Sorry folks, the last few weeks have handed us one setback after another.
While we mop up and replace what needs to be replaced, here is one of our most popular articles from earlier this year.
Why Must The State Forbid The Duel
Before progressing, let us establish exactly what is and is not meant by the word “duel” for the purpose of this article. A duel is not a drunken fistfight. Nor is it to be confused with a trial by combat, although that would make a delightful subject to explore. As well, a duel, for our purposes here, is not the military clash of champions as in David/Goliath or Achilles/Hector.

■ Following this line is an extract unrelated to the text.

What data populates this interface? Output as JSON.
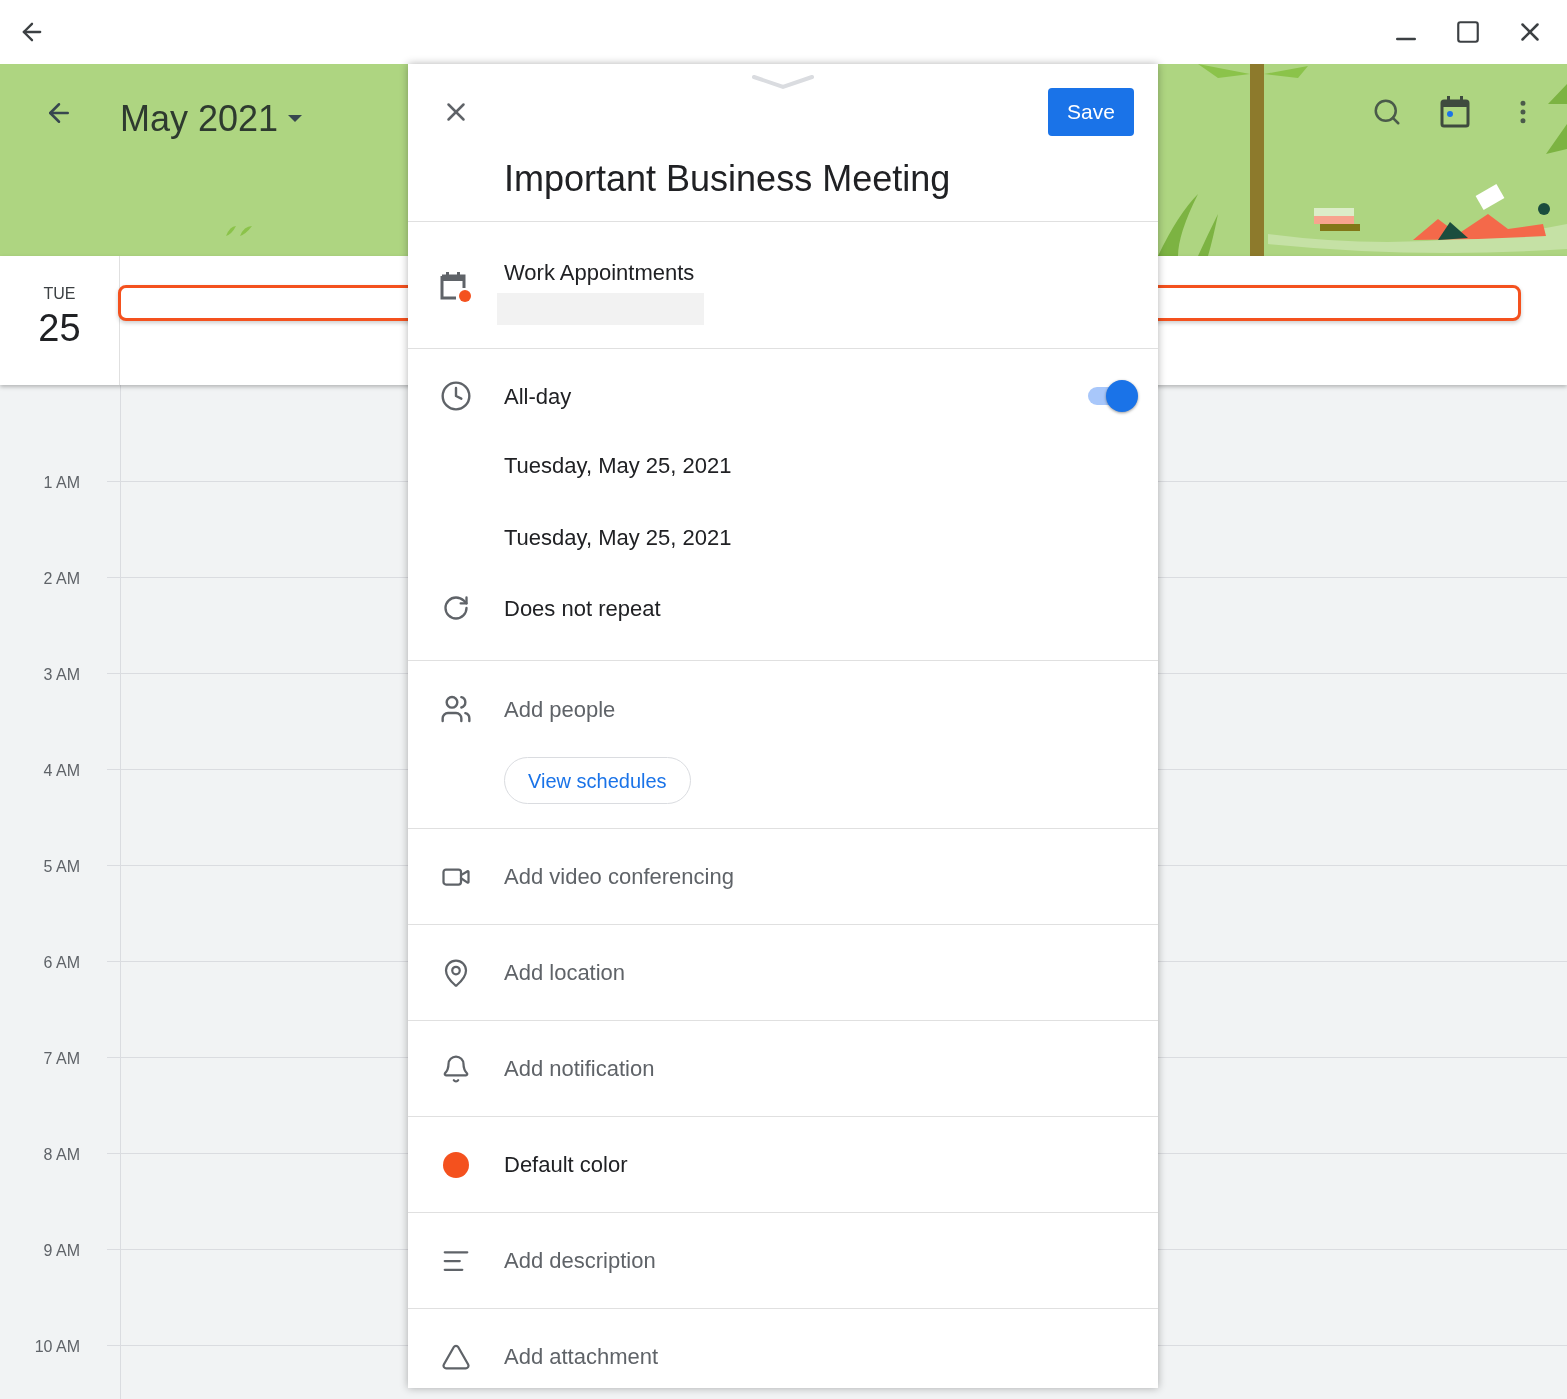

We are referring here to the settling of a private dispute between two individuals. Private, meaning that for whatever reason, this dispute is taken to a neutral area and only viewed by individuals selected by the combatants as representatives or “seconds”, attending the needs of and representing the combatants, and/or by those selected as witnesses. This form of duel comes to us in Western Culture from the ancient tradition expressed in the Scandinavian word holmgang, however it was by no means unique to northern Europe. The duel, then, being private combat executed by adults under prearranged circumstances and following agreed terms, for the purpose of permanently settling a private dispute.